Dr. Richard Oliver Hope
Dr. Richard Oliver Hope was born in Atlanta, Georgia and attended secondary school in Nashville, Tennessee where he graduated from Pearl High School and later received his Bachelor‘s degree from Morehouse College in Atlanta, Georgia. Dr. Hope received the Master‘s and Ph.D. degrees in Sociology from the Maxwell School at Syracuse University, New York.
After completing his Ph.D., he became Assistant Professor of Sociology at Brooklyn College. He also became a Research Associate at the Metropolitan Applied Research Center in New York, working with Dr. Kenneth B. Clark, the noted psychologist whose research was instrumental in the 1954 Supreme Court school desegregation decision. While there, Dr. Hope conducted research and authored publications on the condition of the public schools in Harlem, New York City and Newark, New Jersey. Several of these publications led to the first federally-funded poverty program in the United States under President Kennedy.
With the encouragement of L. Howard Bennett, the Deputy Assistant Secretary of the Department of Defense, Dr. Hope became the first Director of Research and Evaluation for the Defense Race Relations Institute (DRRI). He provided consultation to the DOD from 1969 through 1971, and was permanently appointed in 1972, serving until 1974.
In this position, he was responsible for the creation, administration, and development of human relations research that provided data to test early curriculum materials, and analyses of worldwide intergroup relations in the U.S. military. Dr. Hope wrote Racial Strife in the U.S. Military: Toward the Elimination of Discrimination, which analyzed the early history and impact of DRRI, which became the Defense Equal Opportunity Management Institute (DEOMI).
After leaving DRRI in 1974, Dr. Hope continued his academic career as Full Professor and Chair of Sociology, as well as Director of the National Science Foundation Project at Morgan State University in Baltimore, MD. In 1982, he became Chair of Sociology and Coordinator of the Liberal Arts Workshop for the Lilly Foundation in Indiana. At that time, he created the Center for International Studies and served as its first Director. He was also a member of the Board of Directors of the Urban League.
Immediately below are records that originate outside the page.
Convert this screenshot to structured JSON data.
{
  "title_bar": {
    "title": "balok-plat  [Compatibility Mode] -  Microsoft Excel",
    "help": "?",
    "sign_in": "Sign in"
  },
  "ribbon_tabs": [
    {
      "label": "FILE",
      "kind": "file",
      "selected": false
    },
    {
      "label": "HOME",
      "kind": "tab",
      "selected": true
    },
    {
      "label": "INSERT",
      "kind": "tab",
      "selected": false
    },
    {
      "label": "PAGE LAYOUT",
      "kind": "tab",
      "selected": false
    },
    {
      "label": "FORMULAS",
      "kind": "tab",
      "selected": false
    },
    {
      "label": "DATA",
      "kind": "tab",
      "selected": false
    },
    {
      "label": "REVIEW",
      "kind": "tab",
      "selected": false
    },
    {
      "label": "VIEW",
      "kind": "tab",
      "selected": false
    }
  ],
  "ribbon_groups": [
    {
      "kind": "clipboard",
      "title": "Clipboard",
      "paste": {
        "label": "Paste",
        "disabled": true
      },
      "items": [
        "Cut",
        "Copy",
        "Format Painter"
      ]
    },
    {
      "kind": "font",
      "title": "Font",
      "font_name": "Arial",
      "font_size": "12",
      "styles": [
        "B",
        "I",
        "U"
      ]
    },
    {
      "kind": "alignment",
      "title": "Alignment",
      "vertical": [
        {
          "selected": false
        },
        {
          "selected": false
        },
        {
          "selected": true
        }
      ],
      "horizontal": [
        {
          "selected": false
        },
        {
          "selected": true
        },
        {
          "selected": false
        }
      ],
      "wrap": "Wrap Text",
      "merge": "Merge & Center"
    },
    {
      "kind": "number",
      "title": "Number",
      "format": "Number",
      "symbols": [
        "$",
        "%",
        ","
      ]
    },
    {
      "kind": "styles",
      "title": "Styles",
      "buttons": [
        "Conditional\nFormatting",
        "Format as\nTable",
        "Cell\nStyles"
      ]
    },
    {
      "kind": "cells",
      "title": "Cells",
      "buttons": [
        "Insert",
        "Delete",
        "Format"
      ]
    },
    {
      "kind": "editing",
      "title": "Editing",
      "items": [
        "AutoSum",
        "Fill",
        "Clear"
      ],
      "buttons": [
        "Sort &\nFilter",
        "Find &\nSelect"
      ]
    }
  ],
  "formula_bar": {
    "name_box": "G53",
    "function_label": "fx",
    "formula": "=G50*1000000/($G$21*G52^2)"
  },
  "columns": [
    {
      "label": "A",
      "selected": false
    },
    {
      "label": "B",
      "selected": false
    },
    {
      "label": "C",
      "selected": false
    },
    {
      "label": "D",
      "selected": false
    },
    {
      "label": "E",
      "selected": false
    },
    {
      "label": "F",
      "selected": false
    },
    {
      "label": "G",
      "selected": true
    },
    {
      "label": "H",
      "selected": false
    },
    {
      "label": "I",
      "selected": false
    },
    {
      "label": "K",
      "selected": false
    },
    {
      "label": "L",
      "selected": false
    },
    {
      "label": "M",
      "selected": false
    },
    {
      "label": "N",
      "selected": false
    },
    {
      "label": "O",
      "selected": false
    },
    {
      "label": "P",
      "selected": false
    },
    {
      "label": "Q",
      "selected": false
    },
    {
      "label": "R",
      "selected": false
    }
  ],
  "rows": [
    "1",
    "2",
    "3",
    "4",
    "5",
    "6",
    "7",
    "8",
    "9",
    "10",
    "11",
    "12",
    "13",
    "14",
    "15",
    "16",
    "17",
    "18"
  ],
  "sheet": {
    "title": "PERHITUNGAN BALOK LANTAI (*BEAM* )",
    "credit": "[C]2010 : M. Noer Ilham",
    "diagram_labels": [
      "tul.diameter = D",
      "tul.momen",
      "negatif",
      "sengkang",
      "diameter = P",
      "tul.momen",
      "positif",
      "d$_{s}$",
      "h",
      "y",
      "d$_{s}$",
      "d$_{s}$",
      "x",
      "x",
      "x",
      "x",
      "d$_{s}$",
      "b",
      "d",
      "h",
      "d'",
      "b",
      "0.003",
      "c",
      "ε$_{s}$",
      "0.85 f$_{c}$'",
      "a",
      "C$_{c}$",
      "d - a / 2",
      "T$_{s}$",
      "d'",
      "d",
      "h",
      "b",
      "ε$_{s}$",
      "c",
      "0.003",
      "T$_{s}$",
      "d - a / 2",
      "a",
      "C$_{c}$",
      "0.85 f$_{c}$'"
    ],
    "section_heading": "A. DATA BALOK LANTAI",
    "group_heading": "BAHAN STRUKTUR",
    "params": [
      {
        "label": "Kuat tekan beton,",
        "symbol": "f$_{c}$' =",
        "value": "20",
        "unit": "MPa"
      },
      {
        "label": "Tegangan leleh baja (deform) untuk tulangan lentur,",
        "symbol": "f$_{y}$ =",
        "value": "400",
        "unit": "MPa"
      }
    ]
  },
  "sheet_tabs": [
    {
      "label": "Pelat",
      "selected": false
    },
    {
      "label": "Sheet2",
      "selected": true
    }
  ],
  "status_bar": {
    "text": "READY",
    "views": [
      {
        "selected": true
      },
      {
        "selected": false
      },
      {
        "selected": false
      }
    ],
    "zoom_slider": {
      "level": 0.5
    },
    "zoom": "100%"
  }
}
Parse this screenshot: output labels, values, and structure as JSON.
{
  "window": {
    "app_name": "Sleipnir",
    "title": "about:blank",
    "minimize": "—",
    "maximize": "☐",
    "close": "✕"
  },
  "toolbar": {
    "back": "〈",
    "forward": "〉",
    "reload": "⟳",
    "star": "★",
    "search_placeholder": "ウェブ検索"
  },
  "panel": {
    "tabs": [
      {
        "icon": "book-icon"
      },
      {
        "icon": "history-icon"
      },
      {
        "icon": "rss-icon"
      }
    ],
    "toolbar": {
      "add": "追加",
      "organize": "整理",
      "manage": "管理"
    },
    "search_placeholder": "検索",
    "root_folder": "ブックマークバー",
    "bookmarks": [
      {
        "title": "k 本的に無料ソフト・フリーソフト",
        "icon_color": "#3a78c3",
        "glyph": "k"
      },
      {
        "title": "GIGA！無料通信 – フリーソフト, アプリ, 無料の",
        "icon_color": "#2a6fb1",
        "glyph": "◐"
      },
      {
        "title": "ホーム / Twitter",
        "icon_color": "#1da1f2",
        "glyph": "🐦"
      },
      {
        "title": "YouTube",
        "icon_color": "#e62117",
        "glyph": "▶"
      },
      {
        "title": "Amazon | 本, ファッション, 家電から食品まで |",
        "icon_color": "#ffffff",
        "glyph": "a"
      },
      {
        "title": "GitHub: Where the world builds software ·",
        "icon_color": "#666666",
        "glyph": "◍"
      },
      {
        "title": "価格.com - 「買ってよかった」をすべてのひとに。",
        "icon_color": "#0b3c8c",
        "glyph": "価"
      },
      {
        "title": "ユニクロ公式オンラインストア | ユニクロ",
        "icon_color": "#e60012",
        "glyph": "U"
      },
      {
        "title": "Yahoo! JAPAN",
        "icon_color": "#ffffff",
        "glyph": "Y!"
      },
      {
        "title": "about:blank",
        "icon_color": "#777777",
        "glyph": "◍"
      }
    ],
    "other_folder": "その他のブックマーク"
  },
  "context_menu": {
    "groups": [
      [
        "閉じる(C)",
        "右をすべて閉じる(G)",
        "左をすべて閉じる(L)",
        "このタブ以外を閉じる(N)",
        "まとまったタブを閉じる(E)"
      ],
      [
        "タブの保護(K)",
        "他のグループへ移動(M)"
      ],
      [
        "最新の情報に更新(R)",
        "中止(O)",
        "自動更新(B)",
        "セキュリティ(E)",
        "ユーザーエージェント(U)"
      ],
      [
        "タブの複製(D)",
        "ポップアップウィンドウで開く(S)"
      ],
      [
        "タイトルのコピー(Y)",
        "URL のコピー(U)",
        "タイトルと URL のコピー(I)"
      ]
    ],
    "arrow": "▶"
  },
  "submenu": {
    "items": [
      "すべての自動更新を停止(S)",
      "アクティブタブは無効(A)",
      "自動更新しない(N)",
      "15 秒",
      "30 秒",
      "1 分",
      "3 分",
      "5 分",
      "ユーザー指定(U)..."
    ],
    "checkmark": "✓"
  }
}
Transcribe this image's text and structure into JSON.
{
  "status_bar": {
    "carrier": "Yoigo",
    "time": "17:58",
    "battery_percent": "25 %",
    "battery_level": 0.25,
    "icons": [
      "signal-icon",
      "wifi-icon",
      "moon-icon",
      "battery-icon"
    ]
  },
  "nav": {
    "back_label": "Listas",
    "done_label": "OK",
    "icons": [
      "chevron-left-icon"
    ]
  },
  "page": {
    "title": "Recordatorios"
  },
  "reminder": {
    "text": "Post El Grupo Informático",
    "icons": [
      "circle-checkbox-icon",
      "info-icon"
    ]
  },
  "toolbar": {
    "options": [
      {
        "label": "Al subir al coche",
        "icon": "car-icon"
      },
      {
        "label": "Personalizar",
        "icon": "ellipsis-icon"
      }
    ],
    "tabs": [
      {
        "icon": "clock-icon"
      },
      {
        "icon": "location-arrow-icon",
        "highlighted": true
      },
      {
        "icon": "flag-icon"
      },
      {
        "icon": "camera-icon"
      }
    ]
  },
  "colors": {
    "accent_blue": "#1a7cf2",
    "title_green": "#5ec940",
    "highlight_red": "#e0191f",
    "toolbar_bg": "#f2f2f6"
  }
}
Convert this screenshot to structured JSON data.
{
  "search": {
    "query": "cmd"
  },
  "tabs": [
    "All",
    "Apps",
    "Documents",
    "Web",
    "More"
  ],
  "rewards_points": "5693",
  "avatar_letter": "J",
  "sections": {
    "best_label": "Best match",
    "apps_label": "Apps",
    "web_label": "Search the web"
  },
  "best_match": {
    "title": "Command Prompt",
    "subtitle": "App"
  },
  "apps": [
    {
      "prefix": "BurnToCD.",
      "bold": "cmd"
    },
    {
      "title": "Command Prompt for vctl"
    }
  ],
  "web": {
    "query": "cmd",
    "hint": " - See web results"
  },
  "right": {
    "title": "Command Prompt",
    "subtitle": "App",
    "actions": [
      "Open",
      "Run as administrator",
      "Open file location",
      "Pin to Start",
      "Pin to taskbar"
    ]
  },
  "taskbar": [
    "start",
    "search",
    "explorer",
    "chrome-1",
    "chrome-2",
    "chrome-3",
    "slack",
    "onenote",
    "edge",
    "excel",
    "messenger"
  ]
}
In 1988, he accepted a position at the Massachusetts Institute of
Technology (MIT) in Cambridge, Mass., where he served as Executive Director of the Quality Education Project in conjunction with the Carnegie Corporation.
In 1990, Dr. Hope received an appointment at Princeton University in Princeton, New Jersey, as Full Professor of Sociology and Senior Vice President of the Woodrow Wilson National Fellowship Foundation (WWNFF). While there, he was elected to permanent status on the Council on Foreign Relations and Advisory panel member of The Brookings Institution.
As a faculty member at Princeton University, Dr. Hope taught courses on the Sociology of Education, and served in a variety of positions on campus to include Board of Directors of the Center on African-American Studies. Over the next two decades, while at the WWNFF, he created and directed fellowship programs that emphasized support for under-represented scholars in public policy, international affairs, and post-doctoral studies in the academy.
With the urging and support of President Nelson Mandela of South Africa, Dr. Hope created the Public Policy Partnership program (PPP) for South African students to prepare them for high-level government positions in South Africa. In addition, he
developed the Pickering Foreign Affairs Fellowship Program in 1990 to help United States students to enter Foreign Service and international affairs careers. This program emphasizes the recruitment of individuals to expand demographic diversity in the Foreign Service and continues to the present. Both the Pickering and the PPP programs identify students in their second year of college and support them through the completion of their Master‘s degrees in Public Policy or International Affairs in major universities.